WHAT YOU WILL DO —
Strip out the pictures and output each remaining line of the data word for word.

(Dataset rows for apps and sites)
'''

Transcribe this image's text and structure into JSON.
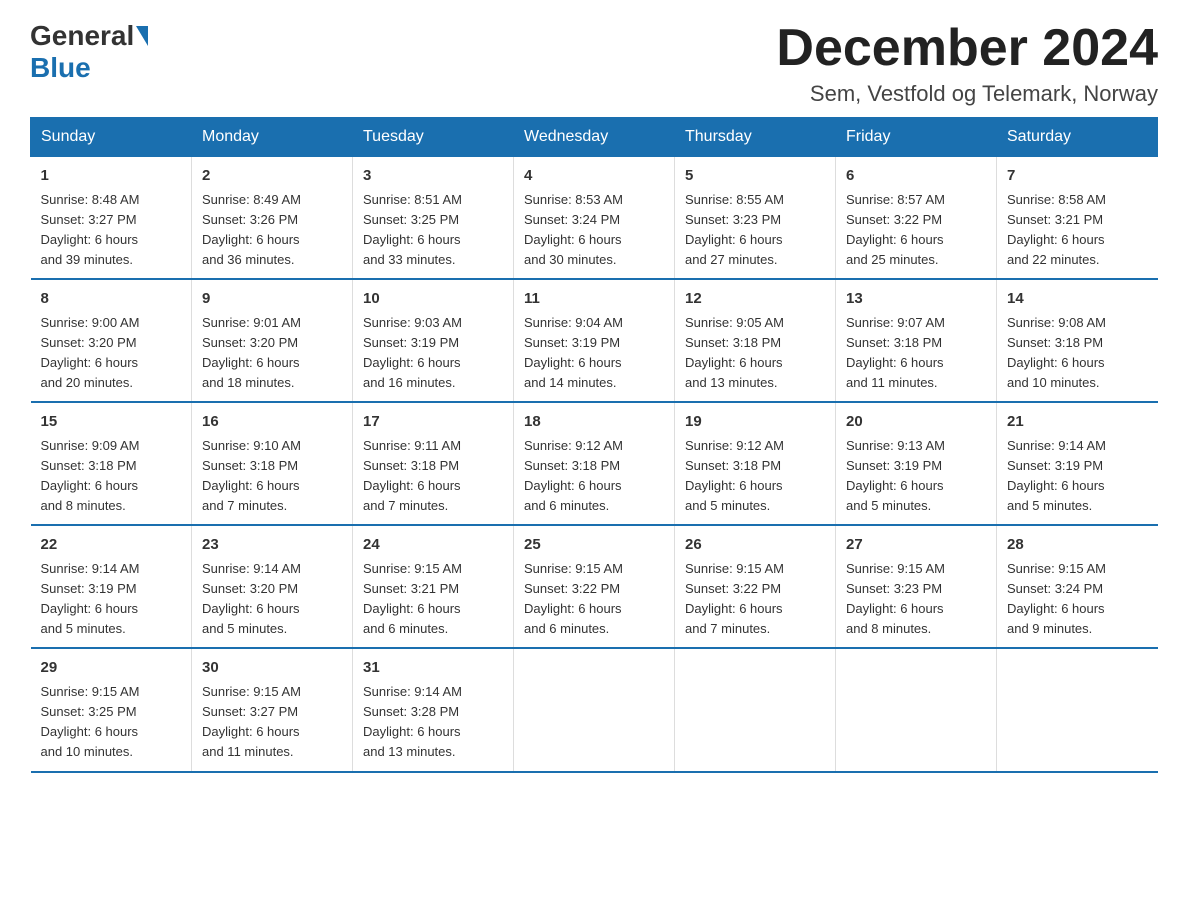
{
  "header": {
    "logo_general": "General",
    "logo_blue": "Blue",
    "title": "December 2024",
    "subtitle": "Sem, Vestfold og Telemark, Norway"
  },
  "calendar": {
    "days_of_week": [
      "Sunday",
      "Monday",
      "Tuesday",
      "Wednesday",
      "Thursday",
      "Friday",
      "Saturday"
    ],
    "weeks": [
      [
        {
          "day": "1",
          "info": "Sunrise: 8:48 AM\nSunset: 3:27 PM\nDaylight: 6 hours\nand 39 minutes."
        },
        {
          "day": "2",
          "info": "Sunrise: 8:49 AM\nSunset: 3:26 PM\nDaylight: 6 hours\nand 36 minutes."
        },
        {
          "day": "3",
          "info": "Sunrise: 8:51 AM\nSunset: 3:25 PM\nDaylight: 6 hours\nand 33 minutes."
        },
        {
          "day": "4",
          "info": "Sunrise: 8:53 AM\nSunset: 3:24 PM\nDaylight: 6 hours\nand 30 minutes."
        },
        {
          "day": "5",
          "info": "Sunrise: 8:55 AM\nSunset: 3:23 PM\nDaylight: 6 hours\nand 27 minutes."
        },
        {
          "day": "6",
          "info": "Sunrise: 8:57 AM\nSunset: 3:22 PM\nDaylight: 6 hours\nand 25 minutes."
        },
        {
          "day": "7",
          "info": "Sunrise: 8:58 AM\nSunset: 3:21 PM\nDaylight: 6 hours\nand 22 minutes."
        }
      ],
      [
        {
          "day": "8",
          "info": "Sunrise: 9:00 AM\nSunset: 3:20 PM\nDaylight: 6 hours\nand 20 minutes."
        },
        {
          "day": "9",
          "info": "Sunrise: 9:01 AM\nSunset: 3:20 PM\nDaylight: 6 hours\nand 18 minutes."
        },
        {
          "day": "10",
          "info": "Sunrise: 9:03 AM\nSunset: 3:19 PM\nDaylight: 6 hours\nand 16 minutes."
        },
        {
          "day": "11",
          "info": "Sunrise: 9:04 AM\nSunset: 3:19 PM\nDaylight: 6 hours\nand 14 minutes."
        },
        {
          "day": "12",
          "info": "Sunrise: 9:05 AM\nSunset: 3:18 PM\nDaylight: 6 hours\nand 13 minutes."
        },
        {
          "day": "13",
          "info": "Sunrise: 9:07 AM\nSunset: 3:18 PM\nDaylight: 6 hours\nand 11 minutes."
        },
        {
          "day": "14",
          "info": "Sunrise: 9:08 AM\nSunset: 3:18 PM\nDaylight: 6 hours\nand 10 minutes."
        }
      ],
      [
        {
          "day": "15",
          "info": "Sunrise: 9:09 AM\nSunset: 3:18 PM\nDaylight: 6 hours\nand 8 minutes."
        },
        {
          "day": "16",
          "info": "Sunrise: 9:10 AM\nSunset: 3:18 PM\nDaylight: 6 hours\nand 7 minutes."
        },
        {
          "day": "17",
          "info": "Sunrise: 9:11 AM\nSunset: 3:18 PM\nDaylight: 6 hours\nand 7 minutes."
        },
        {
          "day": "18",
          "info": "Sunrise: 9:12 AM\nSunset: 3:18 PM\nDaylight: 6 hours\nand 6 minutes."
        },
        {
          "day": "19",
          "info": "Sunrise: 9:12 AM\nSunset: 3:18 PM\nDaylight: 6 hours\nand 5 minutes."
        },
        {
          "day": "20",
          "info": "Sunrise: 9:13 AM\nSunset: 3:19 PM\nDaylight: 6 hours\nand 5 minutes."
        },
        {
          "day": "21",
          "info": "Sunrise: 9:14 AM\nSunset: 3:19 PM\nDaylight: 6 hours\nand 5 minutes."
        }
      ],
      [
        {
          "day": "22",
          "info": "Sunrise: 9:14 AM\nSunset: 3:19 PM\nDaylight: 6 hours\nand 5 minutes."
        },
        {
          "day": "23",
          "info": "Sunrise: 9:14 AM\nSunset: 3:20 PM\nDaylight: 6 hours\nand 5 minutes."
        },
        {
          "day": "24",
          "info": "Sunrise: 9:15 AM\nSunset: 3:21 PM\nDaylight: 6 hours\nand 6 minutes."
        },
        {
          "day": "25",
          "info": "Sunrise: 9:15 AM\nSunset: 3:22 PM\nDaylight: 6 hours\nand 6 minutes."
        },
        {
          "day": "26",
          "info": "Sunrise: 9:15 AM\nSunset: 3:22 PM\nDaylight: 6 hours\nand 7 minutes."
        },
        {
          "day": "27",
          "info": "Sunrise: 9:15 AM\nSunset: 3:23 PM\nDaylight: 6 hours\nand 8 minutes."
        },
        {
          "day": "28",
          "info": "Sunrise: 9:15 AM\nSunset: 3:24 PM\nDaylight: 6 hours\nand 9 minutes."
        }
      ],
      [
        {
          "day": "29",
          "info": "Sunrise: 9:15 AM\nSunset: 3:25 PM\nDaylight: 6 hours\nand 10 minutes."
        },
        {
          "day": "30",
          "info": "Sunrise: 9:15 AM\nSunset: 3:27 PM\nDaylight: 6 hours\nand 11 minutes."
        },
        {
          "day": "31",
          "info": "Sunrise: 9:14 AM\nSunset: 3:28 PM\nDaylight: 6 hours\nand 13 minutes."
        },
        {
          "day": "",
          "info": ""
        },
        {
          "day": "",
          "info": ""
        },
        {
          "day": "",
          "info": ""
        },
        {
          "day": "",
          "info": ""
        }
      ]
    ]
  }
}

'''

ANSWER TO THE EXERCISE —
Transcribe this image's text and structure into JSON.
{
  "header": {
    "logo_general": "General",
    "logo_blue": "Blue",
    "title": "December 2024",
    "subtitle": "Sem, Vestfold og Telemark, Norway"
  },
  "calendar": {
    "days_of_week": [
      "Sunday",
      "Monday",
      "Tuesday",
      "Wednesday",
      "Thursday",
      "Friday",
      "Saturday"
    ],
    "weeks": [
      [
        {
          "day": "1",
          "info": "Sunrise: 8:48 AM\nSunset: 3:27 PM\nDaylight: 6 hours\nand 39 minutes."
        },
        {
          "day": "2",
          "info": "Sunrise: 8:49 AM\nSunset: 3:26 PM\nDaylight: 6 hours\nand 36 minutes."
        },
        {
          "day": "3",
          "info": "Sunrise: 8:51 AM\nSunset: 3:25 PM\nDaylight: 6 hours\nand 33 minutes."
        },
        {
          "day": "4",
          "info": "Sunrise: 8:53 AM\nSunset: 3:24 PM\nDaylight: 6 hours\nand 30 minutes."
        },
        {
          "day": "5",
          "info": "Sunrise: 8:55 AM\nSunset: 3:23 PM\nDaylight: 6 hours\nand 27 minutes."
        },
        {
          "day": "6",
          "info": "Sunrise: 8:57 AM\nSunset: 3:22 PM\nDaylight: 6 hours\nand 25 minutes."
        },
        {
          "day": "7",
          "info": "Sunrise: 8:58 AM\nSunset: 3:21 PM\nDaylight: 6 hours\nand 22 minutes."
        }
      ],
      [
        {
          "day": "8",
          "info": "Sunrise: 9:00 AM\nSunset: 3:20 PM\nDaylight: 6 hours\nand 20 minutes."
        },
        {
          "day": "9",
          "info": "Sunrise: 9:01 AM\nSunset: 3:20 PM\nDaylight: 6 hours\nand 18 minutes."
        },
        {
          "day": "10",
          "info": "Sunrise: 9:03 AM\nSunset: 3:19 PM\nDaylight: 6 hours\nand 16 minutes."
        },
        {
          "day": "11",
          "info": "Sunrise: 9:04 AM\nSunset: 3:19 PM\nDaylight: 6 hours\nand 14 minutes."
        },
        {
          "day": "12",
          "info": "Sunrise: 9:05 AM\nSunset: 3:18 PM\nDaylight: 6 hours\nand 13 minutes."
        },
        {
          "day": "13",
          "info": "Sunrise: 9:07 AM\nSunset: 3:18 PM\nDaylight: 6 hours\nand 11 minutes."
        },
        {
          "day": "14",
          "info": "Sunrise: 9:08 AM\nSunset: 3:18 PM\nDaylight: 6 hours\nand 10 minutes."
        }
      ],
      [
        {
          "day": "15",
          "info": "Sunrise: 9:09 AM\nSunset: 3:18 PM\nDaylight: 6 hours\nand 8 minutes."
        },
        {
          "day": "16",
          "info": "Sunrise: 9:10 AM\nSunset: 3:18 PM\nDaylight: 6 hours\nand 7 minutes."
        },
        {
          "day": "17",
          "info": "Sunrise: 9:11 AM\nSunset: 3:18 PM\nDaylight: 6 hours\nand 7 minutes."
        },
        {
          "day": "18",
          "info": "Sunrise: 9:12 AM\nSunset: 3:18 PM\nDaylight: 6 hours\nand 6 minutes."
        },
        {
          "day": "19",
          "info": "Sunrise: 9:12 AM\nSunset: 3:18 PM\nDaylight: 6 hours\nand 5 minutes."
        },
        {
          "day": "20",
          "info": "Sunrise: 9:13 AM\nSunset: 3:19 PM\nDaylight: 6 hours\nand 5 minutes."
        },
        {
          "day": "21",
          "info": "Sunrise: 9:14 AM\nSunset: 3:19 PM\nDaylight: 6 hours\nand 5 minutes."
        }
      ],
      [
        {
          "day": "22",
          "info": "Sunrise: 9:14 AM\nSunset: 3:19 PM\nDaylight: 6 hours\nand 5 minutes."
        },
        {
          "day": "23",
          "info": "Sunrise: 9:14 AM\nSunset: 3:20 PM\nDaylight: 6 hours\nand 5 minutes."
        },
        {
          "day": "24",
          "info": "Sunrise: 9:15 AM\nSunset: 3:21 PM\nDaylight: 6 hours\nand 6 minutes."
        },
        {
          "day": "25",
          "info": "Sunrise: 9:15 AM\nSunset: 3:22 PM\nDaylight: 6 hours\nand 6 minutes."
        },
        {
          "day": "26",
          "info": "Sunrise: 9:15 AM\nSunset: 3:22 PM\nDaylight: 6 hours\nand 7 minutes."
        },
        {
          "day": "27",
          "info": "Sunrise: 9:15 AM\nSunset: 3:23 PM\nDaylight: 6 hours\nand 8 minutes."
        },
        {
          "day": "28",
          "info": "Sunrise: 9:15 AM\nSunset: 3:24 PM\nDaylight: 6 hours\nand 9 minutes."
        }
      ],
      [
        {
          "day": "29",
          "info": "Sunrise: 9:15 AM\nSunset: 3:25 PM\nDaylight: 6 hours\nand 10 minutes."
        },
        {
          "day": "30",
          "info": "Sunrise: 9:15 AM\nSunset: 3:27 PM\nDaylight: 6 hours\nand 11 minutes."
        },
        {
          "day": "31",
          "info": "Sunrise: 9:14 AM\nSunset: 3:28 PM\nDaylight: 6 hours\nand 13 minutes."
        },
        {
          "day": "",
          "info": ""
        },
        {
          "day": "",
          "info": ""
        },
        {
          "day": "",
          "info": ""
        },
        {
          "day": "",
          "info": ""
        }
      ]
    ]
  }
}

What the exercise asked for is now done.